Entries from a dataset of interfaces
•••••

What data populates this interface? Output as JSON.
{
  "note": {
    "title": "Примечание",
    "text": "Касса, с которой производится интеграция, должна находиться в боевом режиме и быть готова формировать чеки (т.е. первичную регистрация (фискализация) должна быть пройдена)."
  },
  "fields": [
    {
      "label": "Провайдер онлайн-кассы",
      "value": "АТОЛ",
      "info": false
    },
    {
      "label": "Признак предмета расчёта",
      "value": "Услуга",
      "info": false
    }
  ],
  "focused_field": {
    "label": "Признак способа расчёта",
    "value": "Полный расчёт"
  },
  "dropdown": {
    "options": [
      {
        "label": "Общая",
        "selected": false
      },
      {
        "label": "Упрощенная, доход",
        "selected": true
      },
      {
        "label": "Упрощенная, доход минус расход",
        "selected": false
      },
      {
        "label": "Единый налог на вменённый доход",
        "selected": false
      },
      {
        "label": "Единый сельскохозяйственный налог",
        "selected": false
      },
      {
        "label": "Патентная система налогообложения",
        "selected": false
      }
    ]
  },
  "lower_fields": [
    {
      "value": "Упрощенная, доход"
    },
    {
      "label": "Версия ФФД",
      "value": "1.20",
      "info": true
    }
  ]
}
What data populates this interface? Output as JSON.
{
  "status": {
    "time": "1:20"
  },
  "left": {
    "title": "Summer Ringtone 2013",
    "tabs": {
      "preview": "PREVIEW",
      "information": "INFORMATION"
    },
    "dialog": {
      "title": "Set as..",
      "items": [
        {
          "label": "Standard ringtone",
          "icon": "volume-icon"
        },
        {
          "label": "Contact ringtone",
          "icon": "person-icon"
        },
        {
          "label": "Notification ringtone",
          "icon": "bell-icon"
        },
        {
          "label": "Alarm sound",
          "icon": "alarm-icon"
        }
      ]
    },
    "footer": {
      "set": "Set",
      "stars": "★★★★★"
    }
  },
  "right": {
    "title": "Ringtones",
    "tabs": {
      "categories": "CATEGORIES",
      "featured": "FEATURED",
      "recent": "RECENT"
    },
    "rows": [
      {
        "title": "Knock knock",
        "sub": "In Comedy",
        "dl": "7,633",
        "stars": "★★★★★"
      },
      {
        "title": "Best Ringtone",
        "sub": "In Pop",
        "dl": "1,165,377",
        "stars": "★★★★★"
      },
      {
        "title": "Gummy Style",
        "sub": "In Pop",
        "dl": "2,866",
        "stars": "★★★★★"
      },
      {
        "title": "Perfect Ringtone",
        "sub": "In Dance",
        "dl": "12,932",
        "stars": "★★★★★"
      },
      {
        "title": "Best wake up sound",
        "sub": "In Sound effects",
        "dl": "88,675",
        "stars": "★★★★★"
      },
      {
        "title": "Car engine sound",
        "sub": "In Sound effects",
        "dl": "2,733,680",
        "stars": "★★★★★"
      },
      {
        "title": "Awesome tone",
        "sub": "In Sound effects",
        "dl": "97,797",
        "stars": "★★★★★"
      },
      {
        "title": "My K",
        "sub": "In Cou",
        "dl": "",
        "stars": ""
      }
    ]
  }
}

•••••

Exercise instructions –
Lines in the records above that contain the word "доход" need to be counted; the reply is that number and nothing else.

Answer section –
4